- Microshare’s tracking service, originally aimed to help sustainability, is attracting attention for its potential to help companies contain the effects of COVID-19.
- The Philadelphia startup is one of several firms pitching tracking tools to companies and governments.
- The advent of point-of-contact tracking raises privacy concerns that may not be resolved quickly or easily.
Talk of sustainability and helping the environment didn’t get U.S. executives interested in Microshare’s tracking services. But the deadly coronavirus pandemic has.
The Philadelphia startup helps real estate companies and businesses track the movements of a building’s occupants, providing key data to improve energy efficiency, cut down waste and more effectively use space. While European firms have been eager to make their operations more sustainable, American companies haven’t seen the value, Microshare CEO and co-founder Ron Rock said.
In the U.S., companies talk about sustainability “but are not willing to spend money on it,” he told Karma. “Most of my capital comes from Europe.”
That may change now that COVID-19 is forcing executives to figure out how to make workplaces safe enough for employees to return. At least eight surveillance and cyber-intelligence companies are attempting to adapt their law-enforcement tools to enable the tracking of who may be exposed to the virus to cut down on infections, Reuters reported. Apple and Google are working together on a system that can alert smartphone users if they have come into contact with people infected with the coronavirus.
The drawback to the Apple-Google project, and many of the rival services being developed, is that they rely on everyone carrying smartphones, Rock said. “People don’t realize that most people don’t have smartphones. I’m not just talking about developing parts of the world.”

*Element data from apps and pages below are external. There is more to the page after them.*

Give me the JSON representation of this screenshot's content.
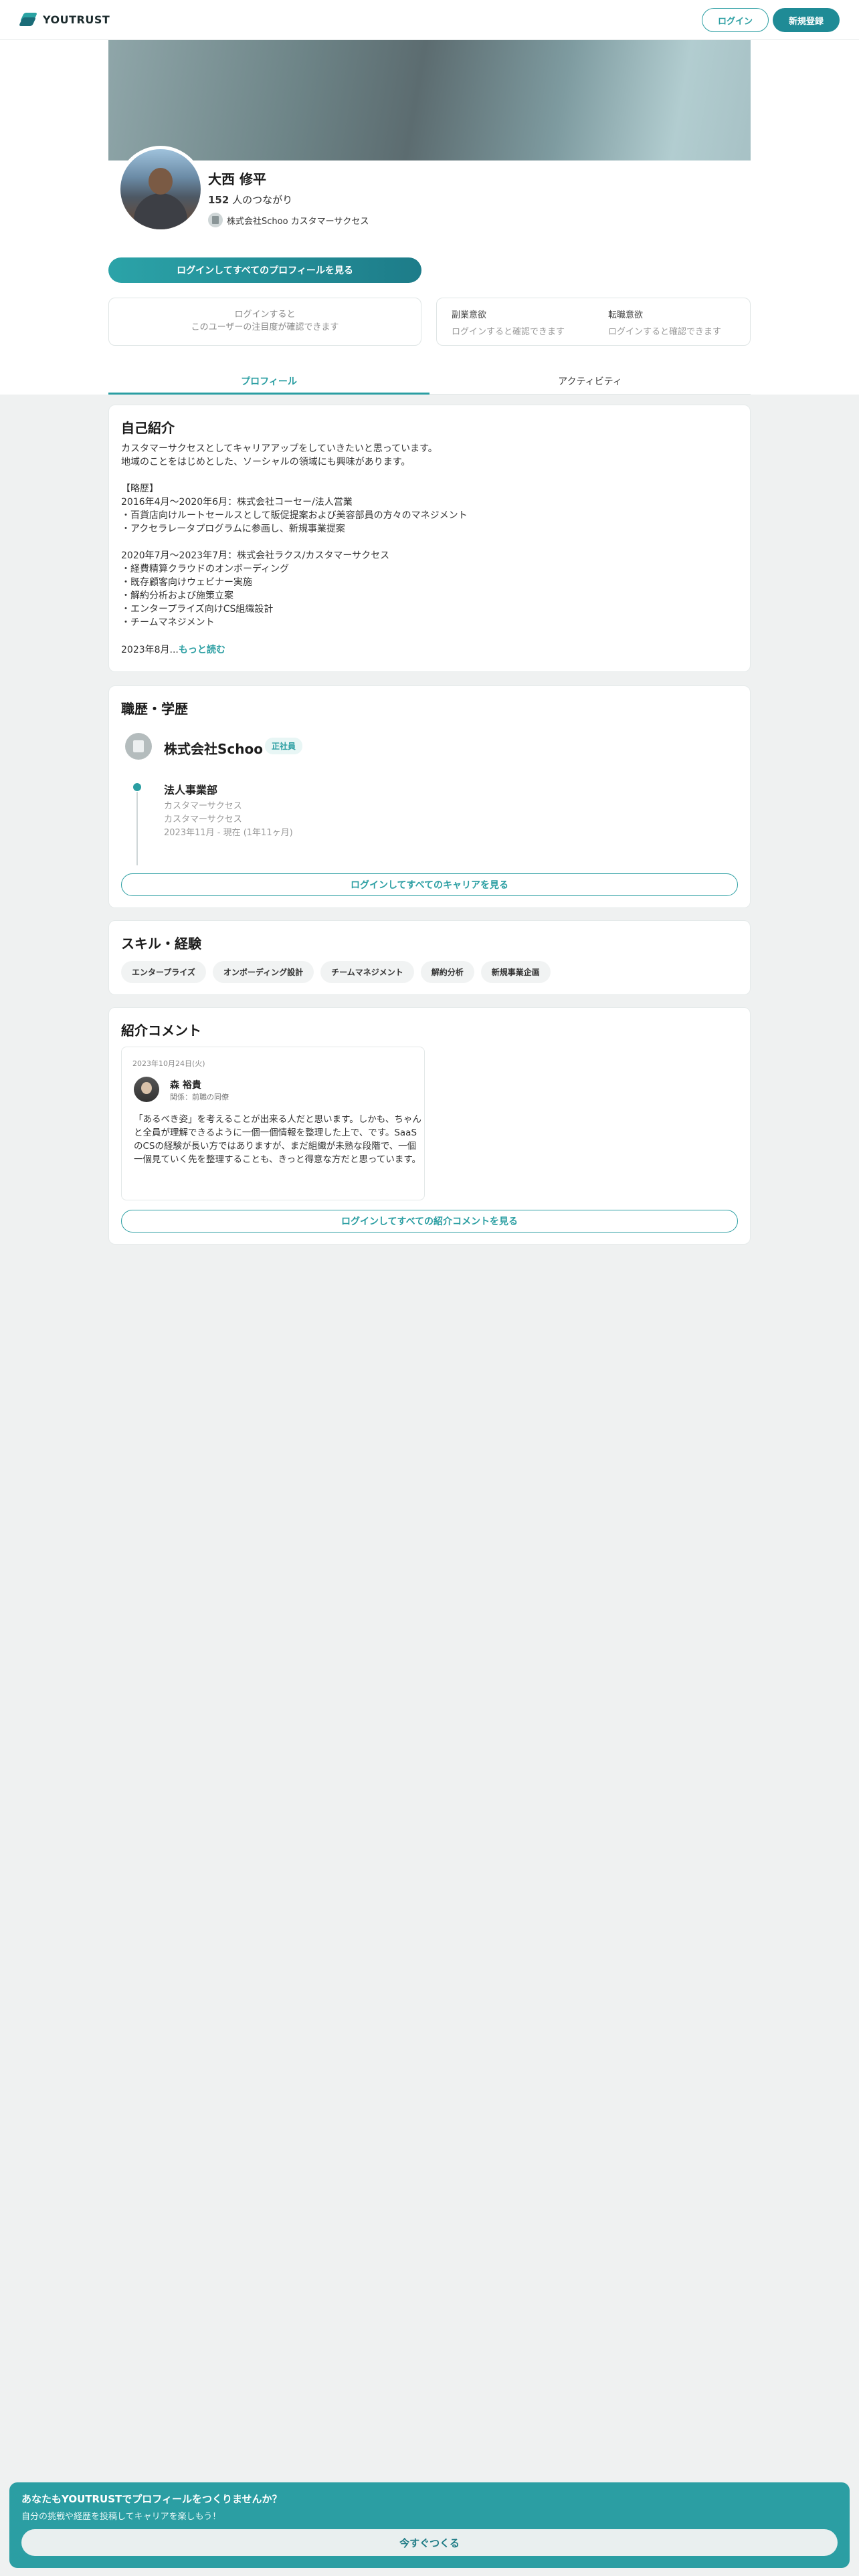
{
  "header": {
    "logo_text": "YOUTRUST",
    "login_label": "ログイン",
    "signup_label": "新規登録"
  },
  "profile": {
    "name": "大西 修平",
    "connections_count": "152",
    "connections_suffix": "人のつながり",
    "company_role": "株式会社Schoo カスタマーサクセス",
    "view_all_label": "ログインしてすべてのプロフィールを見る",
    "attention_line1": "ログインすると",
    "attention_line2": "このユーザーの注目度が確認できます",
    "side_job_title": "副業意欲",
    "side_job_value": "ログインすると確認できます",
    "job_change_title": "転職意欲",
    "job_change_value": "ログインすると確認できます"
  },
  "tabs": [
    {
      "label": "プロフィール"
    },
    {
      "label": "アクティビティ"
    }
  ],
  "intro": {
    "title": "自己紹介",
    "text": "カスタマーサクセスとしてキャリアアップをしていきたいと思っています。\n地域のことをはじめとした、ソーシャルの領域にも興味があります。\n\n【略歴】\n2016年4月〜2020年6月：株式会社コーセー/法人営業\n・百貨店向けルートセールスとして販促提案および美容部員の方々のマネジメント\n・アクセラレータプログラムに参画し、新規事業提案\n\n2020年7月〜2023年7月：株式会社ラクス/カスタマーサクセス\n・経費精算クラウドのオンボーディング\n・既存顧客向けウェビナー実施\n・解約分析および施策立案\n・エンタープライズ向けCS組織設計\n・チームマネジメント",
    "truncated": "2023年8月...",
    "more_label": "もっと読む"
  },
  "career": {
    "title": "職歴・学歴",
    "company": "株式会社Schoo",
    "badge": "正社員",
    "role_title": "法人事業部",
    "role_sub1": "カスタマーサクセス",
    "role_sub2": "カスタマーサクセス",
    "period": "2023年11月 - 現在 (1年11ヶ月)",
    "view_all_label": "ログインしてすべてのキャリアを見る"
  },
  "skills": {
    "title": "スキル・経験",
    "items": [
      "エンタープライズ",
      "オンボーディング設計",
      "チームマネジメント",
      "解約分析",
      "新規事業企画"
    ]
  },
  "comments": {
    "title": "紹介コメント",
    "date": "2023年10月24日(火)",
    "author": "森 裕貴",
    "relation": "関係：前職の同僚",
    "text": "「あるべき姿」を考えることが出来る人だと思います。しかも、ちゃんと全員が理解できるように一個一個情報を整理した上で、です。SaaSのCSの経験が長い方ではありますが、まだ組織が未熟な段階で、一個一個見ていく先を整理することも、きっと得意な方だと思っています。",
    "view_all_label": "ログインしてすべての紹介コメントを見る"
  },
  "cta": {
    "title": "あなたもYOUTRUSTでプロフィールをつくりませんか？",
    "subtitle": "自分の挑戦や経歴を投稿してキャリアを楽しもう！",
    "button_label": "今すぐつくる"
  }
}
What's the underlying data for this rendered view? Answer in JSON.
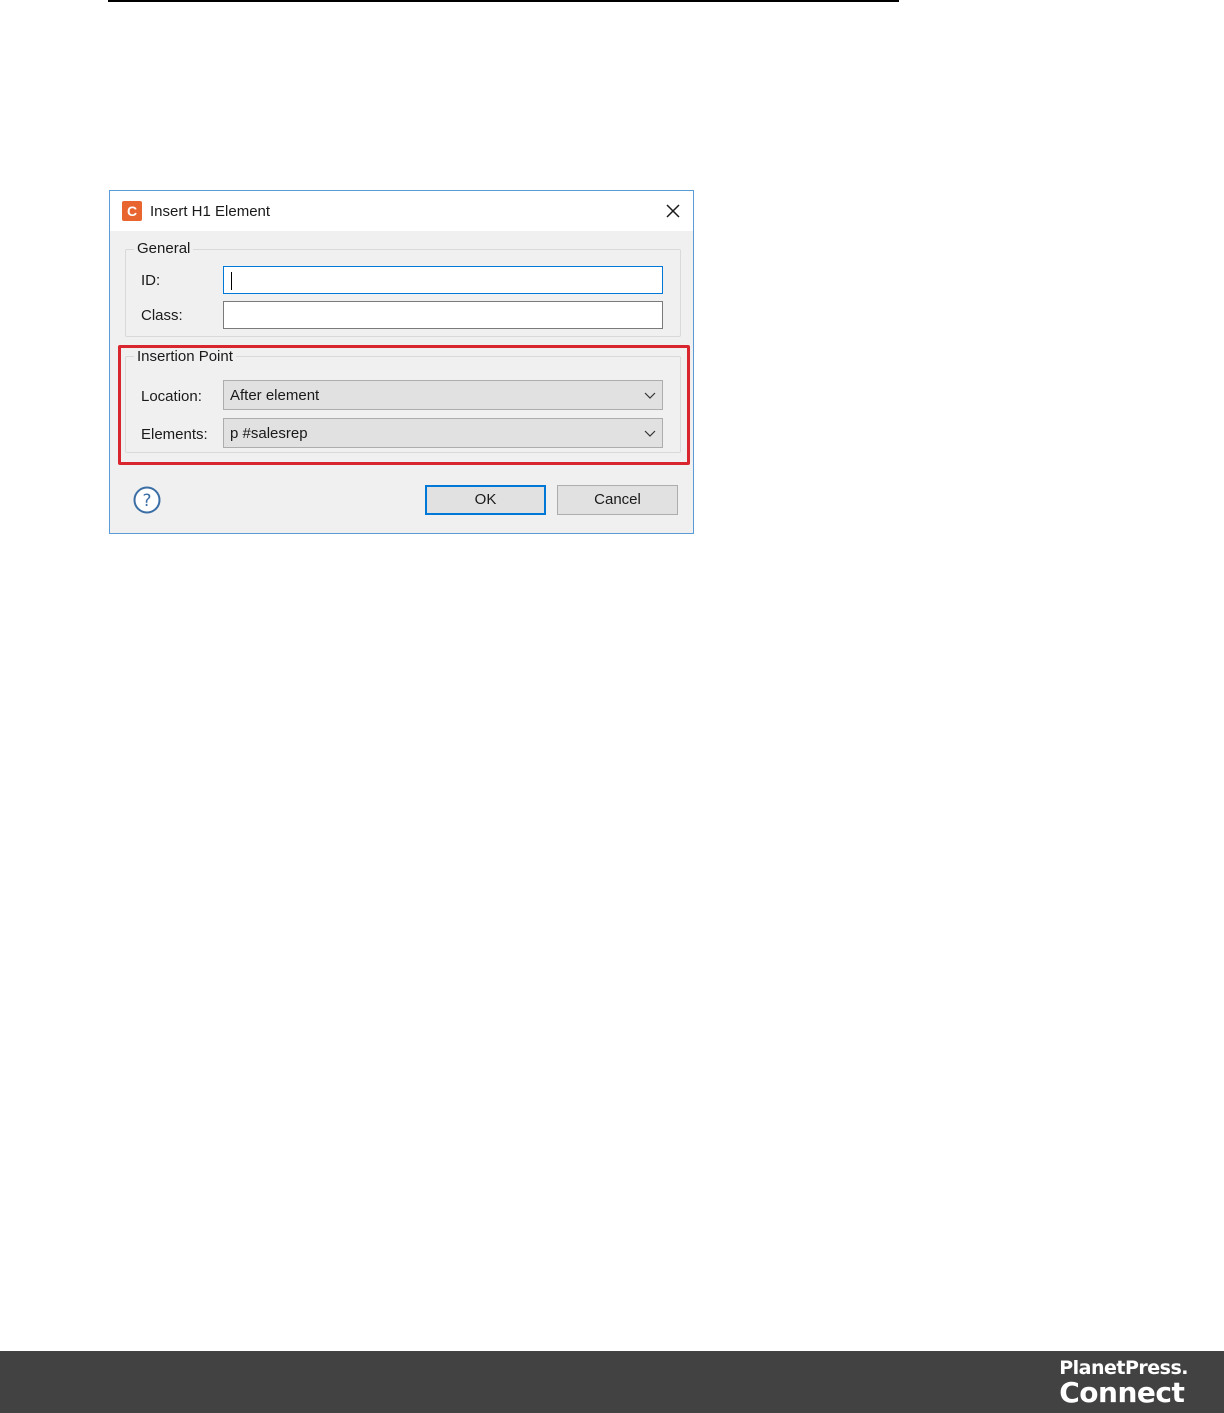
{
  "dialog": {
    "title": "Insert H1 Element",
    "app_icon_letter": "C",
    "general": {
      "legend": "General",
      "id_label": "ID:",
      "id_value": "",
      "class_label": "Class:",
      "class_value": ""
    },
    "insertion_point": {
      "legend": "Insertion Point",
      "location_label": "Location:",
      "location_value": "After element",
      "elements_label": "Elements:",
      "elements_value": "p #salesrep"
    },
    "buttons": {
      "ok_label": "OK",
      "cancel_label": "Cancel"
    }
  },
  "footer": {
    "brand_line1": "PlanetPress.",
    "brand_line2": "Connect"
  },
  "colors": {
    "highlight": "#d9262e",
    "focus": "#0078d7",
    "app_icon": "#e8652f",
    "footer_bg": "#424242"
  }
}
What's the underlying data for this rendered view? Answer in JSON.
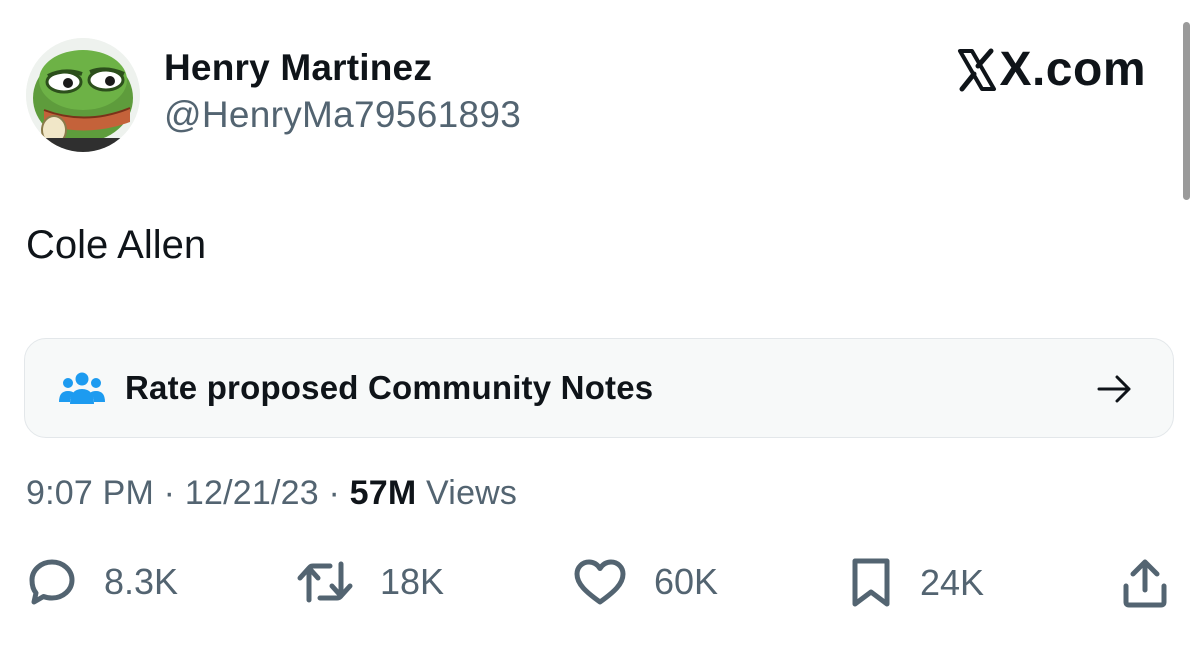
{
  "post": {
    "author": {
      "display_name": "Henry Martinez",
      "handle": "@HenryMa79561893",
      "avatar_icon": "frog-avatar"
    },
    "brand_label": "X.com",
    "text": "Cole Allen",
    "community_notes": {
      "label": "Rate proposed Community Notes",
      "icon": "people-icon",
      "arrow_icon": "arrow-right-icon",
      "accent_color": "#1d9bf0"
    },
    "meta": {
      "time": "9:07 PM",
      "separator": " · ",
      "date": "12/21/23",
      "views_count": "57M",
      "views_label": "Views"
    },
    "actions": {
      "replies": "8.3K",
      "reposts": "18K",
      "likes": "60K",
      "bookmarks": "24K"
    }
  },
  "colors": {
    "text_primary": "#0f1419",
    "text_secondary": "#536471",
    "notes_background": "#f7f9f9"
  }
}
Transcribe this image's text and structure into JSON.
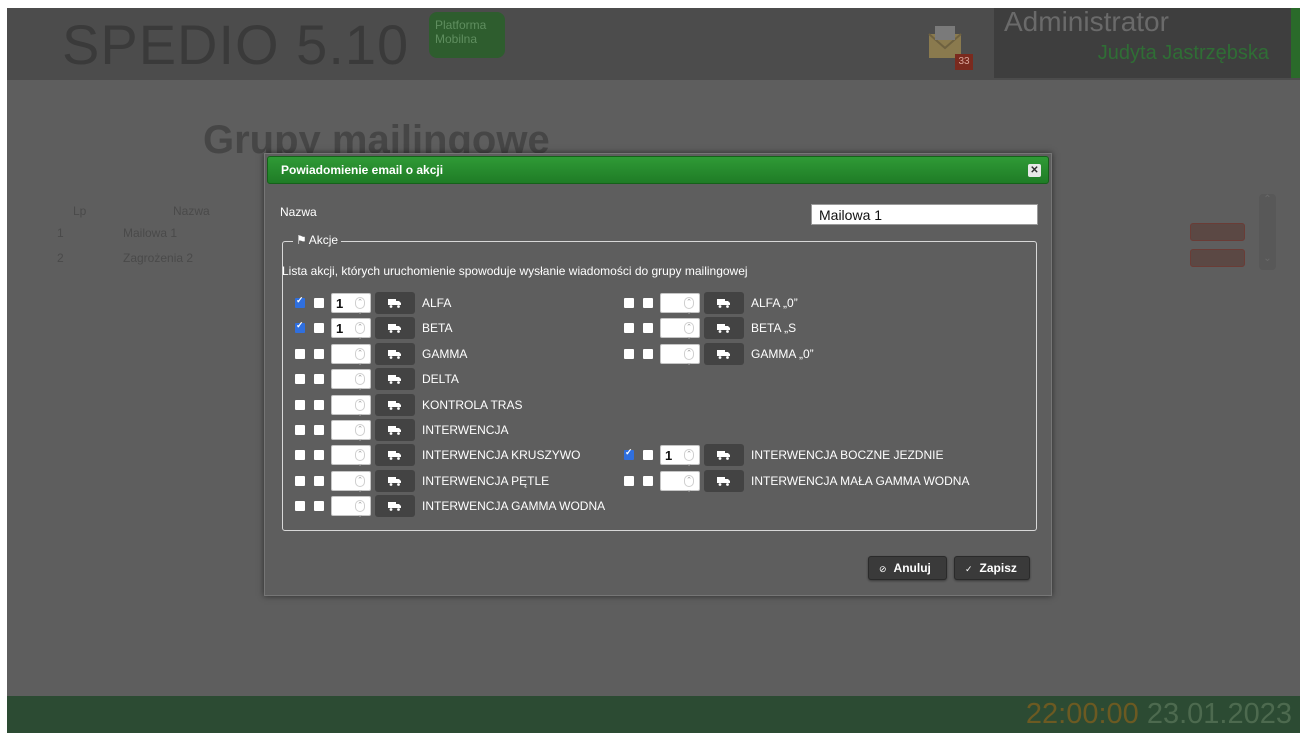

Microshare’s Bluetooth-based “Universal Contact Tracing” service relies instead on sensors being placed inside employees’ badges, or attached to their keyrings or wristbands. When workers test positive, a company could see precisely where others had interacted with them. People who came into contact would be alerted and tested, and the areas where they interacted would be cleaned.
Using this service, companies would be able to determine exactly how much of their operations were affected and only shut down that portion to be cleaned, rather than the whole business.
Microshare offers a similar service in U.K. hospitals, which use the company’s sensors to track wheelchairs and beds within their facilities. For instance, a patient with an infection may die and be wheeled in a bed to the morgue. The workers in charge of cleaning are able to make sure the correct bed gets disinfected.
Rock’s company, which was renamed Microshare in 2017 after being founded as Point.io in 2013, has raised $13.6 million in funds, according to Crunchbase. He said it is almost done closing on another $5 million in funds and is looking for an infusion of $25 million next year.
The epidemic has led to a surge in interest from potential customers, Rock said. They may not have been interested in sustainability, but they are concerned about liability and protecting their staff.
Rock said he thinks many workers would be OK with wearing a tracking sensor if a company can say, “Wear this badge and I might be able to save you from getting sick.”
Privacy advocates aren’t so sure that large-scale tracking won’t be abused.
“This public health crisis needs a public health solution — not the interjection of for-profit surveillance companies looking to exploit this crisis,” non-profit group Privacy International said in a tweet. The U.K.-based organization says on its website that it is “fighting the global COVID-19 power grab,” claiming “unprecedented levels of surveillance, data exploitation, and misinformation are being tested across the world.”
Rock said he expects the weighing of public safety against personal information will continue for years to come. “The issue of privacy is not going to be resolved in our lifetimes,” he told Karma.